Reproduce the entries that follow exactly. No picture should appear in the result.
-- Opening Marker --
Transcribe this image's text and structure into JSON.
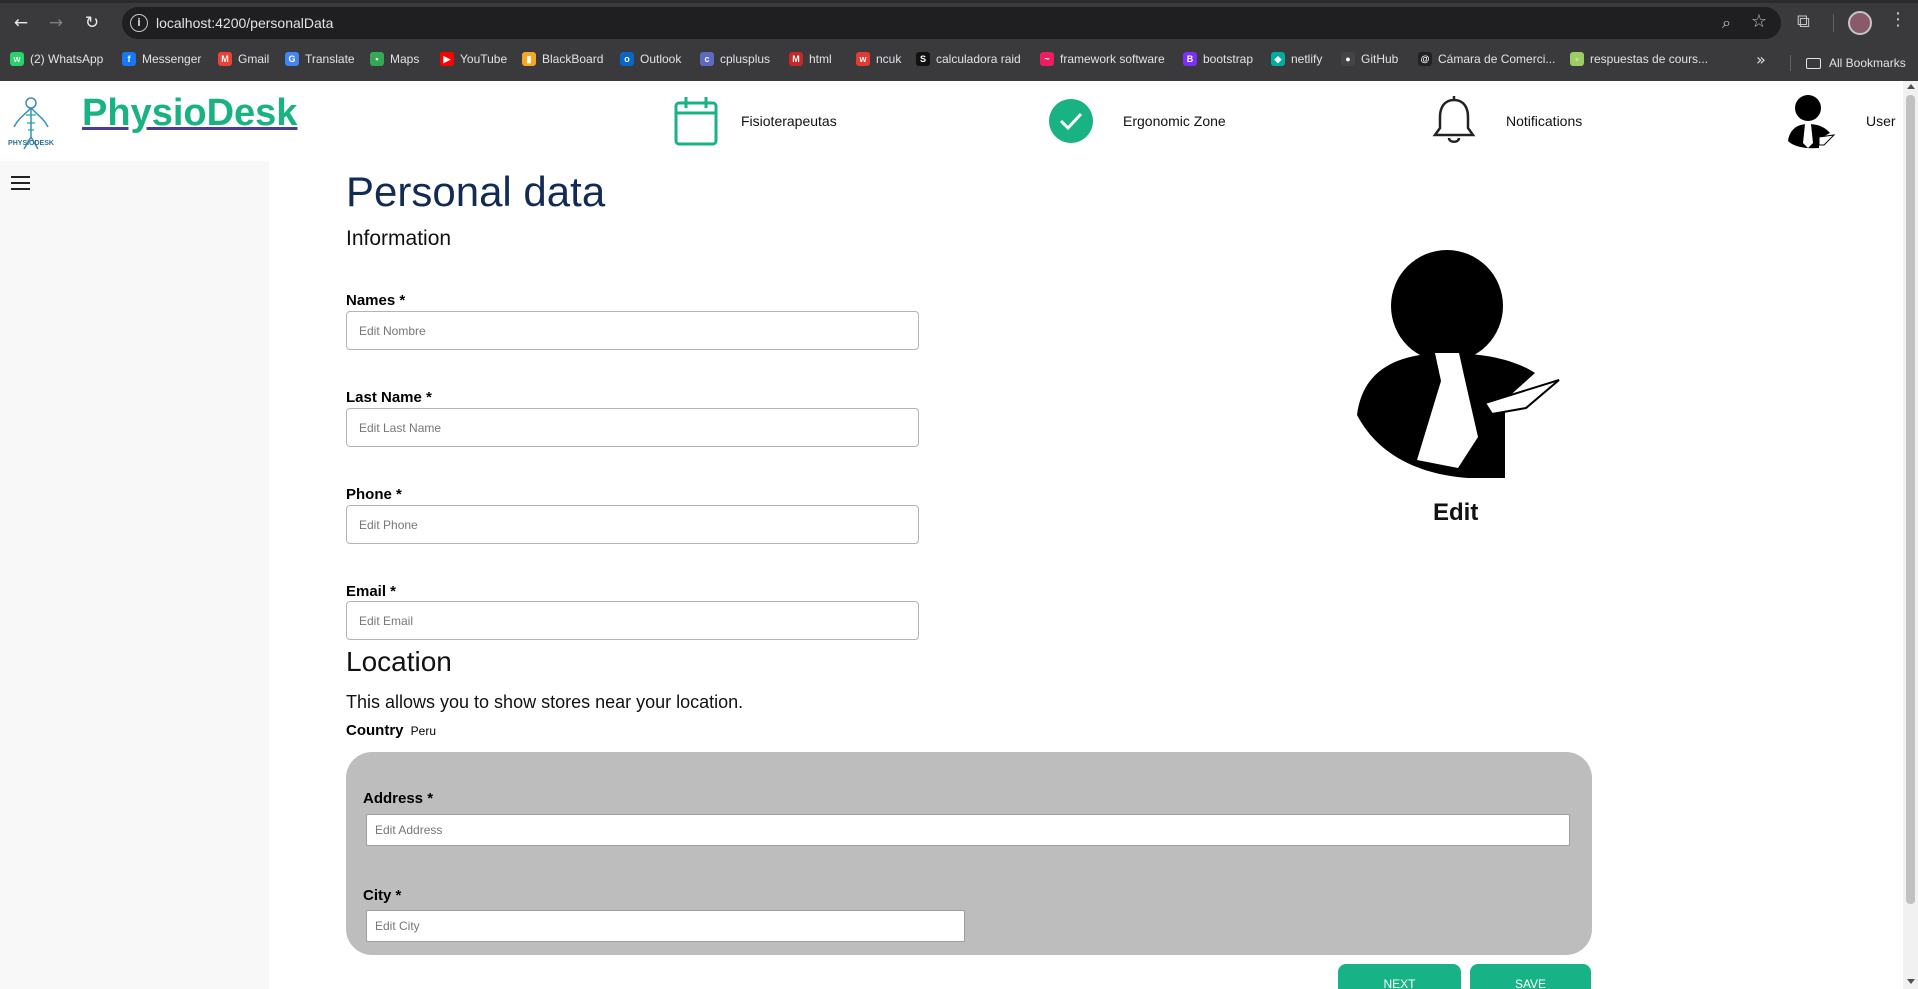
{
  "browser": {
    "url": "localhost:4200/personalData",
    "bookmarks": [
      {
        "label": "(2) WhatsApp",
        "color": "#25d366",
        "glyph": "w"
      },
      {
        "label": "Messenger",
        "color": "#1877f2",
        "glyph": "f"
      },
      {
        "label": "Gmail",
        "color": "#ea4335",
        "glyph": "M"
      },
      {
        "label": "Translate",
        "color": "#4285f4",
        "glyph": "G"
      },
      {
        "label": "Maps",
        "color": "#34a853",
        "glyph": "•"
      },
      {
        "label": "YouTube",
        "color": "#ff0000",
        "glyph": "▶"
      },
      {
        "label": "BlackBoard",
        "color": "#f5a623",
        "glyph": "▮"
      },
      {
        "label": "Outlook",
        "color": "#0a64c9",
        "glyph": "o"
      },
      {
        "label": "cplusplus",
        "color": "#5c6bc0",
        "glyph": "c"
      },
      {
        "label": "html",
        "color": "#c62828",
        "glyph": "M"
      },
      {
        "label": "ncuk",
        "color": "#e53935",
        "glyph": "w"
      },
      {
        "label": "calculadora raid",
        "color": "#111111",
        "glyph": "S"
      },
      {
        "label": "framework software",
        "color": "#e91e63",
        "glyph": "~"
      },
      {
        "label": "bootstrap",
        "color": "#7b2ff7",
        "glyph": "B"
      },
      {
        "label": "netlify",
        "color": "#00ad9f",
        "glyph": "◆"
      },
      {
        "label": "GitHub",
        "color": "#444444",
        "glyph": "●"
      },
      {
        "label": "Cámara de Comerci...",
        "color": "#222222",
        "glyph": "@"
      },
      {
        "label": "respuestas de cours...",
        "color": "#9ccc65",
        "glyph": "▫"
      }
    ],
    "all_bookmarks": "All Bookmarks"
  },
  "header": {
    "brand": "PhysioDesk",
    "logo_text": "PHYSIODESK",
    "nav": [
      {
        "label": "Fisioterapeutas",
        "icon": "calendar-icon"
      },
      {
        "label": "Ergonomic Zone",
        "icon": "check-circle-icon"
      },
      {
        "label": "Notifications",
        "icon": "bell-icon"
      },
      {
        "label": "User",
        "icon": "user-icon"
      }
    ]
  },
  "page": {
    "title": "Personal data",
    "subtitle": "Information",
    "fields": [
      {
        "label": "Names *",
        "placeholder": "Edit Nombre"
      },
      {
        "label": "Last Name *",
        "placeholder": "Edit Last Name"
      },
      {
        "label": "Phone *",
        "placeholder": "Edit Phone"
      },
      {
        "label": "Email *",
        "placeholder": "Edit Email"
      }
    ],
    "avatar_edit": "Edit",
    "location": {
      "title": "Location",
      "description": "This allows you to show stores near your location.",
      "country_label": "Country",
      "country_value": "Peru",
      "address_label": "Address *",
      "address_placeholder": "Edit Address",
      "city_label": "City *",
      "city_placeholder": "Edit City"
    },
    "buttons": {
      "next": "NEXT",
      "save": "SAVE"
    }
  },
  "colors": {
    "brand": "#19b283",
    "title": "#122b56",
    "button": "#17b387",
    "box": "#bdbdbd"
  }
}
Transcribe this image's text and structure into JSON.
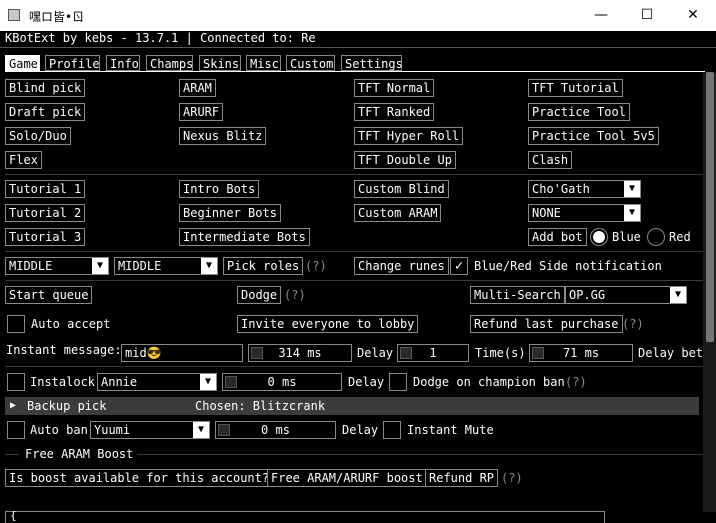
{
  "window": {
    "title": "嘿ロ皆•ㄖ",
    "minimize": "—",
    "maximize": "☐",
    "close": "✕"
  },
  "status_line": "KBotExt by kebs - 13.7.1 | Connected to: Re",
  "tabs": [
    "Game",
    "Profile",
    "Info",
    "Champs",
    "Skins",
    "Misc",
    "Custom",
    "Settings"
  ],
  "active_tab": "Game",
  "queues": {
    "col1": [
      "Blind pick",
      "Draft pick",
      "Solo/Duo",
      "Flex"
    ],
    "col2": [
      "ARAM",
      "ARURF",
      "Nexus Blitz"
    ],
    "col3": [
      "TFT Normal",
      "TFT Ranked",
      "TFT Hyper Roll",
      "TFT Double Up"
    ],
    "col4": [
      "TFT Tutorial",
      "Practice Tool",
      "Practice Tool 5v5",
      "Clash"
    ]
  },
  "practice": {
    "col1": [
      "Tutorial 1",
      "Tutorial 2",
      "Tutorial 3"
    ],
    "col2": [
      "Intro Bots",
      "Beginner Bots",
      "Intermediate Bots"
    ],
    "col3": [
      "Custom Blind",
      "Custom ARAM"
    ],
    "bot_champion": "Cho'Gath",
    "bot_difficulty": "NONE",
    "add_bot": "Add bot",
    "team_blue": "Blue",
    "team_red": "Red"
  },
  "roles": {
    "primary": "MIDDLE",
    "secondary": "MIDDLE",
    "pick_roles": "Pick roles",
    "help": "(?)",
    "change_runes": "Change runes",
    "side_notification": "Blue/Red Side notification"
  },
  "lobby": {
    "start_queue": "Start queue",
    "dodge": "Dodge",
    "dodge_help": "(?)",
    "multi_search": "Multi-Search",
    "multi_search_site": "OP.GG",
    "auto_accept": "Auto accept",
    "invite_everyone": "Invite everyone to lobby",
    "refund_last_purchase": "Refund last purchase",
    "refund_help": "(?)"
  },
  "instant_message": {
    "label": "Instant message:",
    "value": "mid😎",
    "delay_value": "314 ms",
    "delay_label": "Delay",
    "times_value": "1",
    "times_label": "Time(s)",
    "between_value": "71 ms",
    "between_label": "Delay bet"
  },
  "instalock": {
    "label": "Instalock",
    "champion": "Annie",
    "delay_value": "0 ms",
    "delay_label": "Delay",
    "dodge_on_ban": "Dodge on champion ban",
    "help": "(?)"
  },
  "backup_pick": {
    "arrow": "▶",
    "label": "Backup pick",
    "chosen": "Chosen: Blitzcrank"
  },
  "auto_ban": {
    "label": "Auto ban",
    "champion": "Yuumi",
    "delay_value": "0 ms",
    "delay_label": "Delay",
    "instant_mute": "Instant Mute"
  },
  "aram_boost": {
    "header": "Free ARAM Boost",
    "check_available": "Is boost available for this account?",
    "free_boost": "Free ARAM/ARURF boost",
    "refund_rp": "Refund RP",
    "help": "(?)"
  },
  "console": {
    "text": "{"
  },
  "colors": {
    "background": "#000000",
    "titlebar": "#ffffff",
    "border": "#8a8a8a",
    "separator": "#3a3a3a",
    "collapsing_header": "#3c3c3c"
  }
}
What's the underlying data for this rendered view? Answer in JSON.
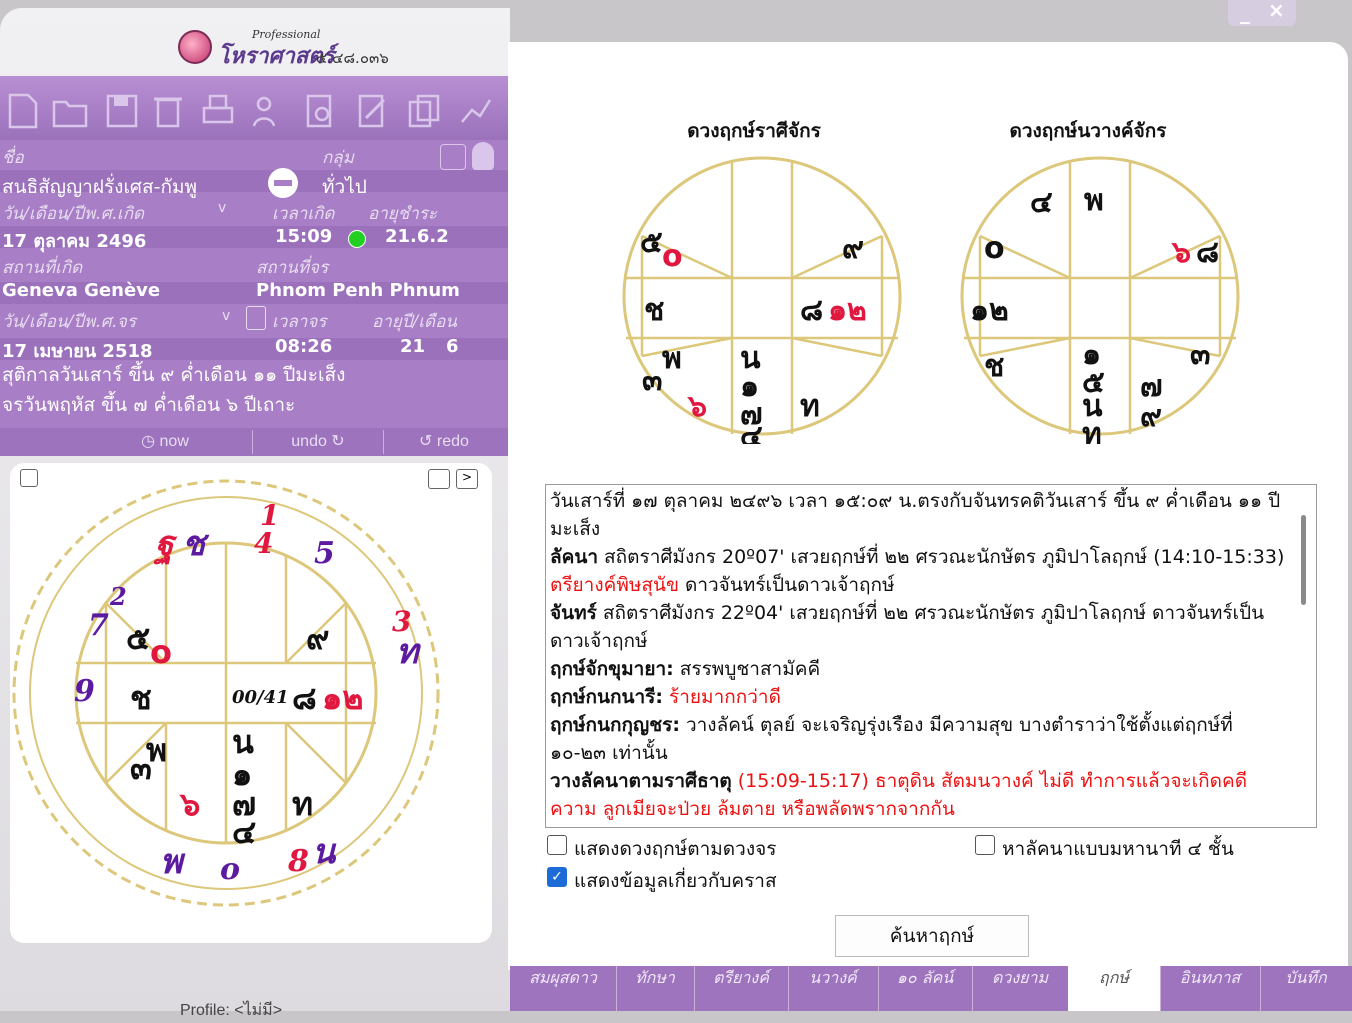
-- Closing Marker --
■ OUTPUT BELOW:
Transcribe this image's text and structure into JSON.
{
  "browser": {
    "url": "localhost:4200/personalData",
    "bookmarks": [
      {
        "label": "(2) WhatsApp",
        "color": "#25d366",
        "glyph": "w"
      },
      {
        "label": "Messenger",
        "color": "#1877f2",
        "glyph": "f"
      },
      {
        "label": "Gmail",
        "color": "#ea4335",
        "glyph": "M"
      },
      {
        "label": "Translate",
        "color": "#4285f4",
        "glyph": "G"
      },
      {
        "label": "Maps",
        "color": "#34a853",
        "glyph": "•"
      },
      {
        "label": "YouTube",
        "color": "#ff0000",
        "glyph": "▶"
      },
      {
        "label": "BlackBoard",
        "color": "#f5a623",
        "glyph": "▮"
      },
      {
        "label": "Outlook",
        "color": "#0a64c9",
        "glyph": "o"
      },
      {
        "label": "cplusplus",
        "color": "#5c6bc0",
        "glyph": "c"
      },
      {
        "label": "html",
        "color": "#c62828",
        "glyph": "M"
      },
      {
        "label": "ncuk",
        "color": "#e53935",
        "glyph": "w"
      },
      {
        "label": "calculadora raid",
        "color": "#111111",
        "glyph": "S"
      },
      {
        "label": "framework software",
        "color": "#e91e63",
        "glyph": "~"
      },
      {
        "label": "bootstrap",
        "color": "#7b2ff7",
        "glyph": "B"
      },
      {
        "label": "netlify",
        "color": "#00ad9f",
        "glyph": "◆"
      },
      {
        "label": "GitHub",
        "color": "#444444",
        "glyph": "●"
      },
      {
        "label": "Cámara de Comerci...",
        "color": "#222222",
        "glyph": "@"
      },
      {
        "label": "respuestas de cours...",
        "color": "#9ccc65",
        "glyph": "▫"
      }
    ],
    "all_bookmarks": "All Bookmarks"
  },
  "header": {
    "brand": "PhysioDesk",
    "logo_text": "PHYSIODESK",
    "nav": [
      {
        "label": "Fisioterapeutas",
        "icon": "calendar-icon"
      },
      {
        "label": "Ergonomic Zone",
        "icon": "check-circle-icon"
      },
      {
        "label": "Notifications",
        "icon": "bell-icon"
      },
      {
        "label": "User",
        "icon": "user-icon"
      }
    ]
  },
  "page": {
    "title": "Personal data",
    "subtitle": "Information",
    "fields": [
      {
        "label": "Names *",
        "placeholder": "Edit Nombre"
      },
      {
        "label": "Last Name *",
        "placeholder": "Edit Last Name"
      },
      {
        "label": "Phone *",
        "placeholder": "Edit Phone"
      },
      {
        "label": "Email *",
        "placeholder": "Edit Email"
      }
    ],
    "avatar_edit": "Edit",
    "location": {
      "title": "Location",
      "description": "This allows you to show stores near your location.",
      "country_label": "Country",
      "country_value": "Peru",
      "address_label": "Address *",
      "address_placeholder": "Edit Address",
      "city_label": "City *",
      "city_placeholder": "Edit City"
    },
    "buttons": {
      "next": "NEXT",
      "save": "SAVE"
    }
  },
  "colors": {
    "brand": "#19b283",
    "title": "#122b56",
    "button": "#17b387",
    "box": "#bdbdbd"
  }
}
Transcribe this image's text and structure into JSON.
{
  "window": {
    "title": "嘿ロ皆•ㄖ",
    "minimize": "—",
    "maximize": "☐",
    "close": "✕"
  },
  "status_line": "KBotExt by kebs - 13.7.1 | Connected to: Re",
  "tabs": [
    "Game",
    "Profile",
    "Info",
    "Champs",
    "Skins",
    "Misc",
    "Custom",
    "Settings"
  ],
  "active_tab": "Game",
  "queues": {
    "col1": [
      "Blind pick",
      "Draft pick",
      "Solo/Duo",
      "Flex"
    ],
    "col2": [
      "ARAM",
      "ARURF",
      "Nexus Blitz"
    ],
    "col3": [
      "TFT Normal",
      "TFT Ranked",
      "TFT Hyper Roll",
      "TFT Double Up"
    ],
    "col4": [
      "TFT Tutorial",
      "Practice Tool",
      "Practice Tool 5v5",
      "Clash"
    ]
  },
  "practice": {
    "col1": [
      "Tutorial 1",
      "Tutorial 2",
      "Tutorial 3"
    ],
    "col2": [
      "Intro Bots",
      "Beginner Bots",
      "Intermediate Bots"
    ],
    "col3": [
      "Custom Blind",
      "Custom ARAM"
    ],
    "bot_champion": "Cho'Gath",
    "bot_difficulty": "NONE",
    "add_bot": "Add bot",
    "team_blue": "Blue",
    "team_red": "Red"
  },
  "roles": {
    "primary": "MIDDLE",
    "secondary": "MIDDLE",
    "pick_roles": "Pick roles",
    "help": "(?)",
    "change_runes": "Change runes",
    "side_notification": "Blue/Red Side notification"
  },
  "lobby": {
    "start_queue": "Start queue",
    "dodge": "Dodge",
    "dodge_help": "(?)",
    "multi_search": "Multi-Search",
    "multi_search_site": "OP.GG",
    "auto_accept": "Auto accept",
    "invite_everyone": "Invite everyone to lobby",
    "refund_last_purchase": "Refund last purchase",
    "refund_help": "(?)"
  },
  "instant_message": {
    "label": "Instant message:",
    "value": "mid😎",
    "delay_value": "314 ms",
    "delay_label": "Delay",
    "times_value": "1",
    "times_label": "Time(s)",
    "between_value": "71 ms",
    "between_label": "Delay bet"
  },
  "instalock": {
    "label": "Instalock",
    "champion": "Annie",
    "delay_value": "0 ms",
    "delay_label": "Delay",
    "dodge_on_ban": "Dodge on champion ban",
    "help": "(?)"
  },
  "backup_pick": {
    "arrow": "▶",
    "label": "Backup pick",
    "chosen": "Chosen: Blitzcrank"
  },
  "auto_ban": {
    "label": "Auto ban",
    "champion": "Yuumi",
    "delay_value": "0 ms",
    "delay_label": "Delay",
    "instant_mute": "Instant Mute"
  },
  "aram_boost": {
    "header": "Free ARAM Boost",
    "check_available": "Is boost available for this account?",
    "free_boost": "Free ARAM/ARURF boost",
    "refund_rp": "Refund RP",
    "help": "(?)"
  },
  "console": {
    "text": "{"
  },
  "colors": {
    "background": "#000000",
    "titlebar": "#ffffff",
    "border": "#8a8a8a",
    "separator": "#3a3a3a",
    "collapsing_header": "#3c3c3c"
  }
}
What's the underlying data for this rendered view? Answer in JSON.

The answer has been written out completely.